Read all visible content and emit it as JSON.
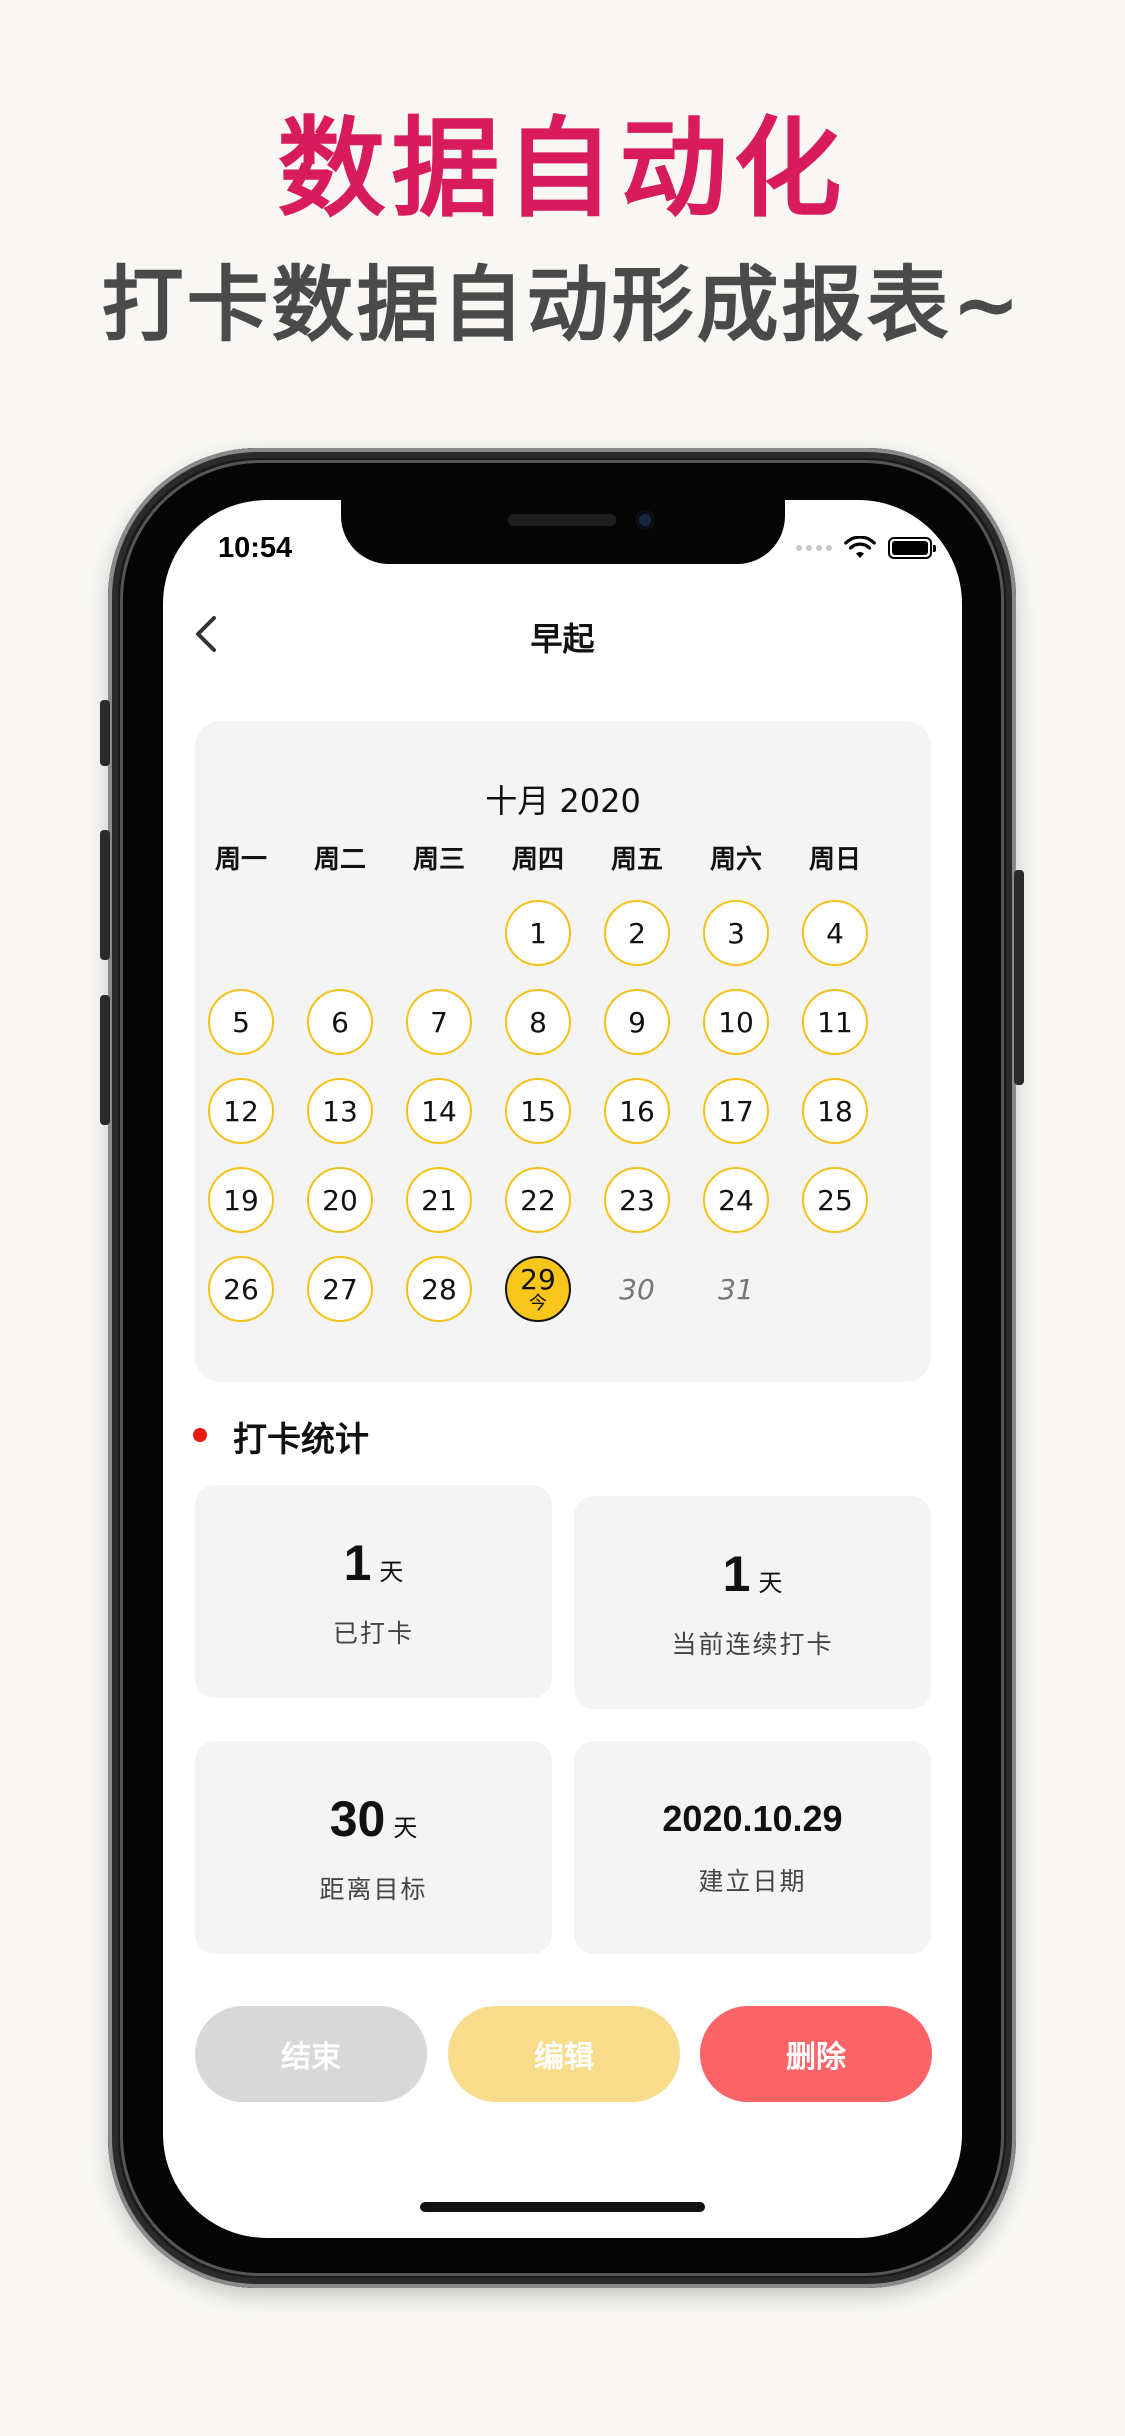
{
  "banner": {
    "title": "数据自动化",
    "subtitle": "打卡数据自动形成报表~"
  },
  "status_bar": {
    "time": "10:54"
  },
  "nav": {
    "title": "早起",
    "back_icon": "chevron-left-icon"
  },
  "calendar": {
    "month_label": "十月 2020",
    "weekdays": [
      "周一",
      "周二",
      "周三",
      "周四",
      "周五",
      "周六",
      "周日"
    ],
    "days": [
      {
        "label": "1",
        "state": "checked"
      },
      {
        "label": "2",
        "state": "checked"
      },
      {
        "label": "3",
        "state": "checked"
      },
      {
        "label": "4",
        "state": "checked"
      },
      {
        "label": "5",
        "state": "checked"
      },
      {
        "label": "6",
        "state": "checked"
      },
      {
        "label": "7",
        "state": "checked"
      },
      {
        "label": "8",
        "state": "checked"
      },
      {
        "label": "9",
        "state": "checked"
      },
      {
        "label": "10",
        "state": "checked"
      },
      {
        "label": "11",
        "state": "checked"
      },
      {
        "label": "12",
        "state": "checked"
      },
      {
        "label": "13",
        "state": "checked"
      },
      {
        "label": "14",
        "state": "checked"
      },
      {
        "label": "15",
        "state": "checked"
      },
      {
        "label": "16",
        "state": "checked"
      },
      {
        "label": "17",
        "state": "checked"
      },
      {
        "label": "18",
        "state": "checked"
      },
      {
        "label": "19",
        "state": "checked"
      },
      {
        "label": "20",
        "state": "checked"
      },
      {
        "label": "21",
        "state": "checked"
      },
      {
        "label": "22",
        "state": "checked"
      },
      {
        "label": "23",
        "state": "checked"
      },
      {
        "label": "24",
        "state": "checked"
      },
      {
        "label": "25",
        "state": "checked"
      },
      {
        "label": "26",
        "state": "checked"
      },
      {
        "label": "27",
        "state": "checked"
      },
      {
        "label": "28",
        "state": "checked"
      },
      {
        "label": "29",
        "state": "today",
        "sub": "今"
      },
      {
        "label": "30",
        "state": "future"
      },
      {
        "label": "31",
        "state": "future"
      }
    ],
    "colors": {
      "ring": "#f2c21b",
      "today_fill": "#f8c51a"
    }
  },
  "stats": {
    "section_title": "打卡统计",
    "checked": {
      "value": "1",
      "unit": "天",
      "label": "已打卡"
    },
    "streak": {
      "value": "1",
      "unit": "天",
      "label": "当前连续打卡"
    },
    "remaining": {
      "value": "30",
      "unit": "天",
      "label": "距离目标"
    },
    "created": {
      "value": "2020.10.29",
      "label": "建立日期"
    }
  },
  "actions": {
    "end": "结束",
    "edit": "编辑",
    "delete": "删除"
  },
  "colors": {
    "banner_title": "#d81b5c",
    "delete": "#fb6466",
    "edit": "#f8dc8c",
    "end": "#d8d8d8",
    "dot": "#e8180f"
  }
}
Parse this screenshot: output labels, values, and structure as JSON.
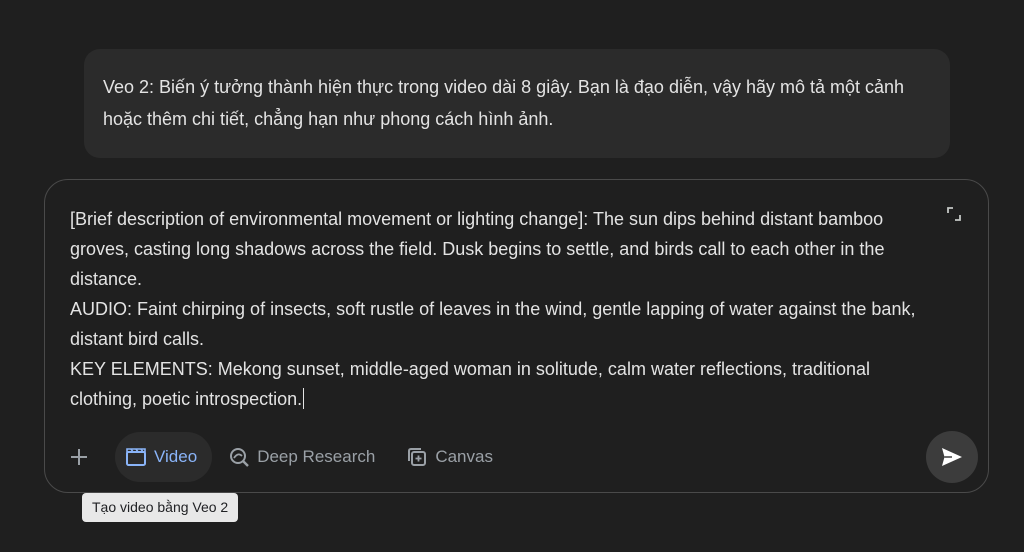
{
  "info_card": {
    "text": "Veo 2: Biến ý tưởng thành hiện thực trong video dài 8 giây. Bạn là đạo diễn, vậy hãy mô tả một cảnh hoặc thêm chi tiết, chẳng hạn như phong cách hình ảnh."
  },
  "composer": {
    "prompt_lines": [
      "[Brief description of environmental movement or lighting change]: The sun dips behind distant bamboo groves, casting long shadows across the field. Dusk begins to settle, and birds call to each other in the distance.",
      "AUDIO: Faint chirping of insects, soft rustle of leaves in the wind, gentle lapping of water against the bank, distant bird calls.",
      "KEY ELEMENTS: Mekong sunset, middle-aged woman in solitude, calm water reflections, traditional clothing, poetic introspection."
    ],
    "tools": [
      {
        "label": "Video",
        "icon": "clapperboard-icon",
        "active": true
      },
      {
        "label": "Deep Research",
        "icon": "deep-research-icon",
        "active": false
      },
      {
        "label": "Canvas",
        "icon": "canvas-icon",
        "active": false
      }
    ],
    "plus_icon": "plus-icon",
    "expand_icon": "expand-icon",
    "send_icon": "send-icon"
  },
  "tooltip": {
    "text": "Tạo video bằng Veo 2"
  },
  "colors": {
    "background": "#1f1f1f",
    "card": "#2b2b2b",
    "accent": "#8ab4f8",
    "text": "#e3e3e3",
    "muted": "#9aa0a6"
  }
}
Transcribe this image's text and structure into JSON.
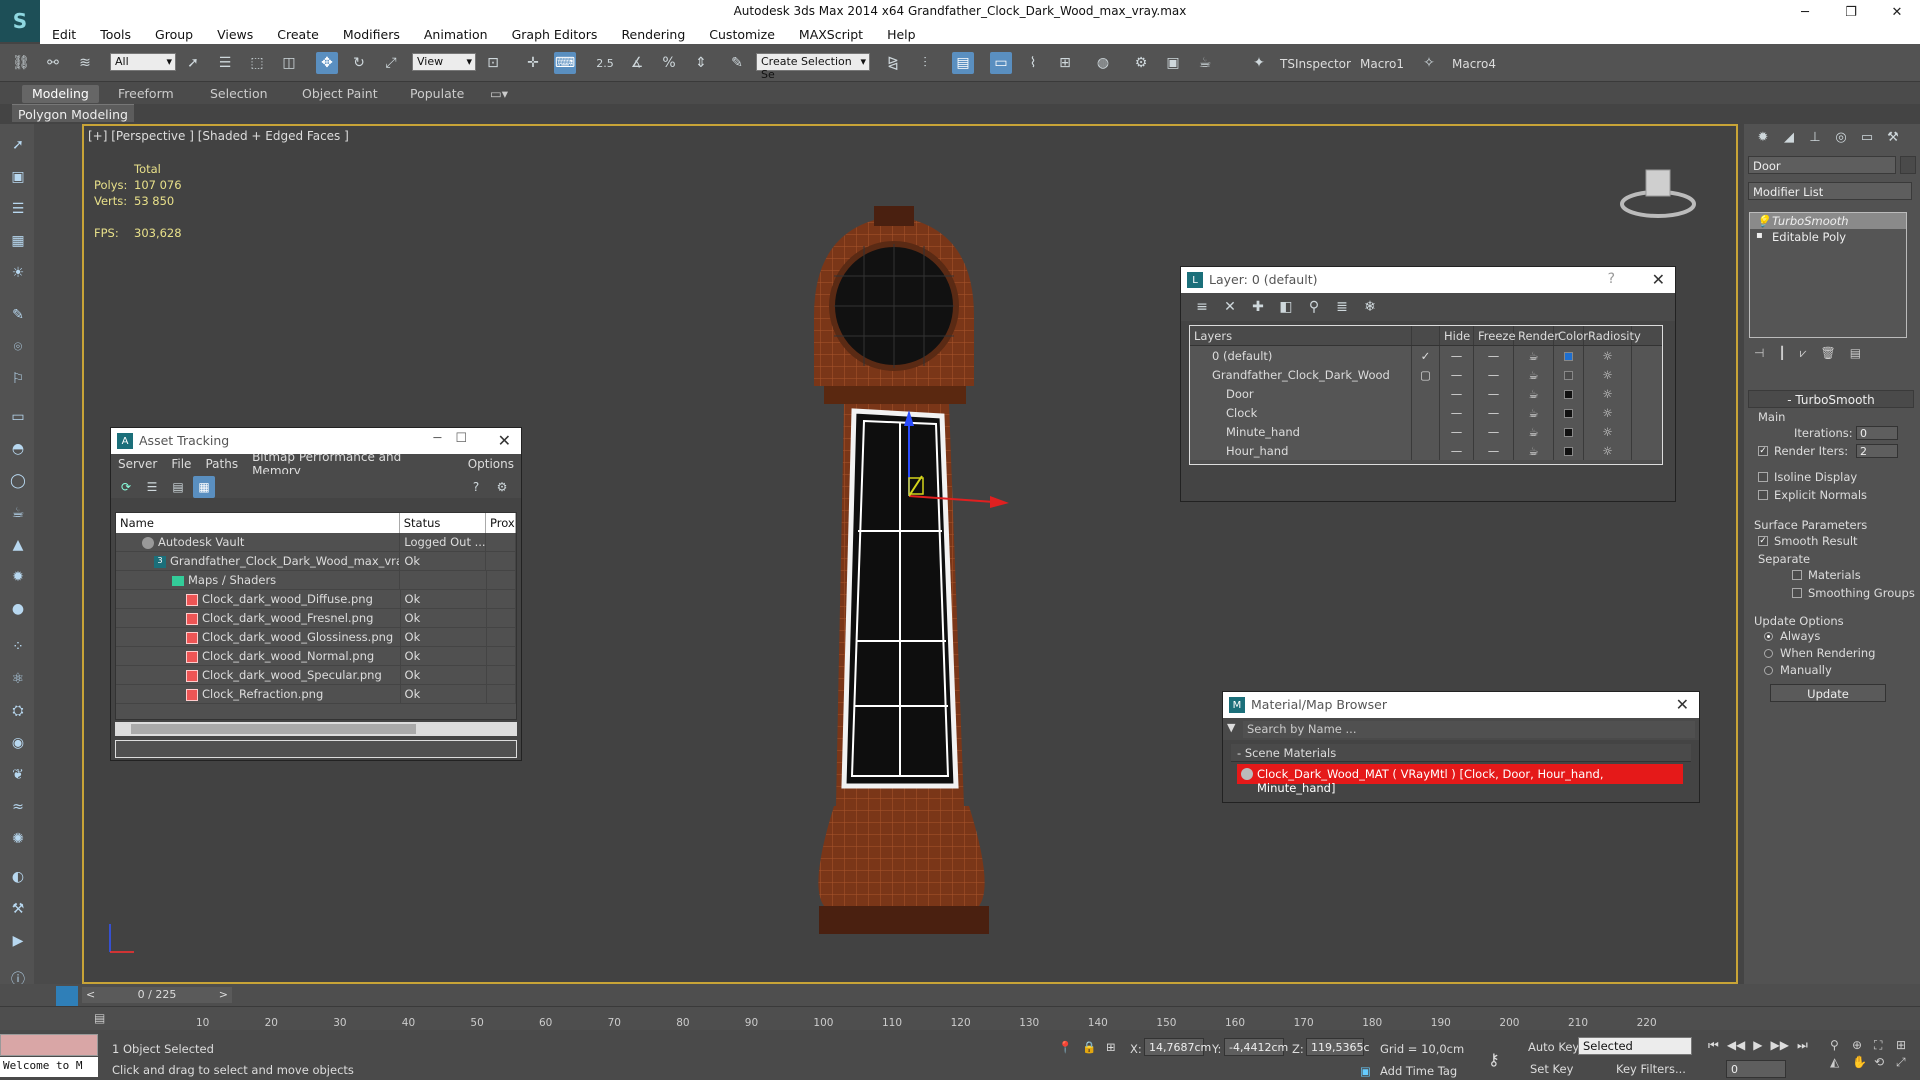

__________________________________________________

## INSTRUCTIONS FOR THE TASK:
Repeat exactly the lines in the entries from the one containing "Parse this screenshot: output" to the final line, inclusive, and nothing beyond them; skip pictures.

## ANSWER FOR THIS EXERCISE:
Parse this screenshot: output labels, values, and structure as JSON.
{
  "info_card": {
    "text": "Veo 2: Biến ý tưởng thành hiện thực trong video dài 8 giây. Bạn là đạo diễn, vậy hãy mô tả một cảnh hoặc thêm chi tiết, chẳng hạn như phong cách hình ảnh."
  },
  "composer": {
    "prompt_lines": [
      "[Brief description of environmental movement or lighting change]: The sun dips behind distant bamboo groves, casting long shadows across the field. Dusk begins to settle, and birds call to each other in the distance.",
      "AUDIO: Faint chirping of insects, soft rustle of leaves in the wind, gentle lapping of water against the bank, distant bird calls.",
      "KEY ELEMENTS: Mekong sunset, middle-aged woman in solitude, calm water reflections, traditional clothing, poetic introspection."
    ],
    "tools": [
      {
        "label": "Video",
        "icon": "clapperboard-icon",
        "active": true
      },
      {
        "label": "Deep Research",
        "icon": "deep-research-icon",
        "active": false
      },
      {
        "label": "Canvas",
        "icon": "canvas-icon",
        "active": false
      }
    ],
    "plus_icon": "plus-icon",
    "expand_icon": "expand-icon",
    "send_icon": "send-icon"
  },
  "tooltip": {
    "text": "Tạo video bằng Veo 2"
  },
  "colors": {
    "background": "#1f1f1f",
    "card": "#2b2b2b",
    "accent": "#8ab4f8",
    "text": "#e3e3e3",
    "muted": "#9aa0a6"
  }
}
Transcribe this image's text and structure into JSON.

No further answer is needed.